• **ACTIVITY**
Each line of the records below that holds "дата" should be copied out.

Items from a data source:
:::
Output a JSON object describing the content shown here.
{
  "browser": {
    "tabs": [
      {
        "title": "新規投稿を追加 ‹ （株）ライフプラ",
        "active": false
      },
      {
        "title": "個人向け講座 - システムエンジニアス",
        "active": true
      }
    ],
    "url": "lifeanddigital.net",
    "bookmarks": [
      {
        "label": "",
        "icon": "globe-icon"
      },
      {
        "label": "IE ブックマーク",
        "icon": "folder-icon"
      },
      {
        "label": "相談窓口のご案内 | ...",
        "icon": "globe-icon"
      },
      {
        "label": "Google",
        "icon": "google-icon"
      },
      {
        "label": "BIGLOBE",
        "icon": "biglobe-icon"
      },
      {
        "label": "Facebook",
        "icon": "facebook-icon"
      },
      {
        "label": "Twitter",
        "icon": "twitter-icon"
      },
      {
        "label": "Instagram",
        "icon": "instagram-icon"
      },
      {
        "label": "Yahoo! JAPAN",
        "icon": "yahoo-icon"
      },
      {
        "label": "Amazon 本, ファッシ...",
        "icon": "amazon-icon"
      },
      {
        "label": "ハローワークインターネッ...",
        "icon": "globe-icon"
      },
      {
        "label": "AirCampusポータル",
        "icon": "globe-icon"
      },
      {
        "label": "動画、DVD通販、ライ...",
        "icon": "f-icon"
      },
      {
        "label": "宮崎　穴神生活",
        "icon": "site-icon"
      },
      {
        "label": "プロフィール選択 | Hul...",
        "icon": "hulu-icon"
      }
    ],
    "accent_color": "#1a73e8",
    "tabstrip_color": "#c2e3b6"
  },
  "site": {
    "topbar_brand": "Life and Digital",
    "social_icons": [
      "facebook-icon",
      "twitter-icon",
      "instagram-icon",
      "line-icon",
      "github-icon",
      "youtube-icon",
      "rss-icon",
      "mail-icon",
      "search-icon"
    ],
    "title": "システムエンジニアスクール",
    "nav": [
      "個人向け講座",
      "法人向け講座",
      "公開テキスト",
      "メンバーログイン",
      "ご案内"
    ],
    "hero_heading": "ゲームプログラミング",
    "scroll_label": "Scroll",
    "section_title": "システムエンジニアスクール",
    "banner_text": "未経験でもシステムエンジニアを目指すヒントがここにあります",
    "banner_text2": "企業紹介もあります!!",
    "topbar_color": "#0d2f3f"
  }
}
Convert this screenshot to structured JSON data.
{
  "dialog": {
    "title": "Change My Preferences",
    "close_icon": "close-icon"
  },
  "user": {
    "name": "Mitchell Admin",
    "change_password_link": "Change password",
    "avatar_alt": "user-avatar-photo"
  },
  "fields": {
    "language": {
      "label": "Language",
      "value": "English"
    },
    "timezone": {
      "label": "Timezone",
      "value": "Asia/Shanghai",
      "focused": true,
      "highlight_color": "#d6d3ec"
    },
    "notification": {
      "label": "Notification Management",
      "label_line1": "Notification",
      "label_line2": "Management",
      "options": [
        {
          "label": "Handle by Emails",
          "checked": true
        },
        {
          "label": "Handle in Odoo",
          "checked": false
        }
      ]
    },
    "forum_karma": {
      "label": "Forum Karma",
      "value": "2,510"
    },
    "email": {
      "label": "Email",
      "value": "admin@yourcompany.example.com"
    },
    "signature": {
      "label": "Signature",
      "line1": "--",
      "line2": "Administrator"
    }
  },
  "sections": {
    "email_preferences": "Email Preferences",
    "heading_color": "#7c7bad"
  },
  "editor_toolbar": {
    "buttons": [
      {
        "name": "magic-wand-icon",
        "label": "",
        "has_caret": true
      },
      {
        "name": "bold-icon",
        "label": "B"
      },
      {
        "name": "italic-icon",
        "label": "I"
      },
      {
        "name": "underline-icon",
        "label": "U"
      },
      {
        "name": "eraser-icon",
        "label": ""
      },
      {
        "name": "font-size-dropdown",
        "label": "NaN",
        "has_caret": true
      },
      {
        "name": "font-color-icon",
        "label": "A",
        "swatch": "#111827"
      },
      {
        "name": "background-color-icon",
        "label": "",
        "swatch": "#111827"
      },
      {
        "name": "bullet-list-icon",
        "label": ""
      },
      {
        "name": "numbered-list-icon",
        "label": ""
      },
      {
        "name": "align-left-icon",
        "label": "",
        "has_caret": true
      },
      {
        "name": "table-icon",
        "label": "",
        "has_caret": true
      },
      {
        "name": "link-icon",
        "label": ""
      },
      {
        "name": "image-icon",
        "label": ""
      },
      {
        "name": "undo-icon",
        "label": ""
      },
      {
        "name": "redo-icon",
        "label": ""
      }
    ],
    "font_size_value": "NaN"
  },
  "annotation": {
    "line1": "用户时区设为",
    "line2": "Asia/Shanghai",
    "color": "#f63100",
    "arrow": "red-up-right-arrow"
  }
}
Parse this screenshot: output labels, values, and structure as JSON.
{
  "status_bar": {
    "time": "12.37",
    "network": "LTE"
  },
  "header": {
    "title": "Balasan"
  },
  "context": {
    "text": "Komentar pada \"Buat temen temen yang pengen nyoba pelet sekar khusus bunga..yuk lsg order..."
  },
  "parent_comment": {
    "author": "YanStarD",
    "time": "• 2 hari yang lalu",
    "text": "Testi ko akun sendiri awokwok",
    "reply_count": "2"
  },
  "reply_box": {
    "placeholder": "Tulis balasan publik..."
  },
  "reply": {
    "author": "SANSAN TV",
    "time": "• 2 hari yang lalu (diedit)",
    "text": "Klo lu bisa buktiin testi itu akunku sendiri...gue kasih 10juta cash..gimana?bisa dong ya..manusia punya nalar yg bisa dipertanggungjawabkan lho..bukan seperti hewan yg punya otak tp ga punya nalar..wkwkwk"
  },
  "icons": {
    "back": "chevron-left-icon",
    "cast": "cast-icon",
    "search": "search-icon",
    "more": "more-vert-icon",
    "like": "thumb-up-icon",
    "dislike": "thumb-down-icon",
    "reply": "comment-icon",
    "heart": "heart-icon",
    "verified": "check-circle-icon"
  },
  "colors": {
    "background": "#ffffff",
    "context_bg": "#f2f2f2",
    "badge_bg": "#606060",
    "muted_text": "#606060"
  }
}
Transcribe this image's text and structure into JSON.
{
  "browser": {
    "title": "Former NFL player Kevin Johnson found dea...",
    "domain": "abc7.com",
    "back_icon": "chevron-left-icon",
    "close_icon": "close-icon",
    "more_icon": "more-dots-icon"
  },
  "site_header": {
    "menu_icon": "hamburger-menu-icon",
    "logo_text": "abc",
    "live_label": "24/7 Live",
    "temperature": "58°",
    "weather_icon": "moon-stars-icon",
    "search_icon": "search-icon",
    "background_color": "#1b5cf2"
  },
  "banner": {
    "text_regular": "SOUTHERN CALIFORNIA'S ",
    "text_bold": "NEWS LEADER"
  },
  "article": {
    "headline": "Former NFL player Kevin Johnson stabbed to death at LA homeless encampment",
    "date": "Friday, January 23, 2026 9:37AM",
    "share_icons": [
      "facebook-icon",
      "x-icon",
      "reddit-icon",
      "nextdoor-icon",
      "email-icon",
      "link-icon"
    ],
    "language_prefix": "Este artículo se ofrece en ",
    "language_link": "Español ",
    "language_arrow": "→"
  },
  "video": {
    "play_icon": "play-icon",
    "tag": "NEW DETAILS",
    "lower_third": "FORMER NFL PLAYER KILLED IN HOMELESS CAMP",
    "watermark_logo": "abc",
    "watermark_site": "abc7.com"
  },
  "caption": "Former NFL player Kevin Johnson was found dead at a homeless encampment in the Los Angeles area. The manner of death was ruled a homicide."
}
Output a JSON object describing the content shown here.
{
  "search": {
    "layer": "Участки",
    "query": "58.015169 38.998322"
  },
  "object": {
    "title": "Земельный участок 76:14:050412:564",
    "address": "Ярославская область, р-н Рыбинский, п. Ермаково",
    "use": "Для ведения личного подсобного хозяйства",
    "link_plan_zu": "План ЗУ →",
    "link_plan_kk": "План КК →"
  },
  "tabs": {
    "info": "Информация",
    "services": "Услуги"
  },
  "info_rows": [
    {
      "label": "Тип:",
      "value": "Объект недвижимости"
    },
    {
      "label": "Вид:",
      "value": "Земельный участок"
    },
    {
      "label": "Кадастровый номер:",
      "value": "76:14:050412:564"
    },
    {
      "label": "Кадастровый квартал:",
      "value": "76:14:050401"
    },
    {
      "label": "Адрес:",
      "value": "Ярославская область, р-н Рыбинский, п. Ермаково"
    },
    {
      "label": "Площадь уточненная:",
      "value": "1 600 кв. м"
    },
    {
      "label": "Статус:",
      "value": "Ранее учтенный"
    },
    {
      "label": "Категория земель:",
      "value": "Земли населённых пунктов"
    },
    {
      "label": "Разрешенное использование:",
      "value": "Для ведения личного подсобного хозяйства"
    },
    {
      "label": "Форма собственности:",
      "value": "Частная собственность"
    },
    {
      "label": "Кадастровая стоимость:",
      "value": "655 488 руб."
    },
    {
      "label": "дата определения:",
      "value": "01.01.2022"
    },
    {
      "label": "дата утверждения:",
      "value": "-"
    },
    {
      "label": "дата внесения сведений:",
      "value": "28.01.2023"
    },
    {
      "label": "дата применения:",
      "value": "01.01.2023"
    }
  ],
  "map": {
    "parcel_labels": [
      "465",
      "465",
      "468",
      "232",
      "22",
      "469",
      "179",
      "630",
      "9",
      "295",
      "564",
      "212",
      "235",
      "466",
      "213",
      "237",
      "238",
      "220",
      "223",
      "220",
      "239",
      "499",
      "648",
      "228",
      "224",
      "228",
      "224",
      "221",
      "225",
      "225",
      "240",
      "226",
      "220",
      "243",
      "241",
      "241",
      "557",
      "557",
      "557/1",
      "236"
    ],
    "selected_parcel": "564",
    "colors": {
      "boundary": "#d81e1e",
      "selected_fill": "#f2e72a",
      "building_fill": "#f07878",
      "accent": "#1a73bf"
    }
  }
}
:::
• **RESULT BELOW**
      "label": "дата определения:",
      "label": "дата утверждения:",
      "label": "дата внесения сведений:",
      "label": "дата применения:",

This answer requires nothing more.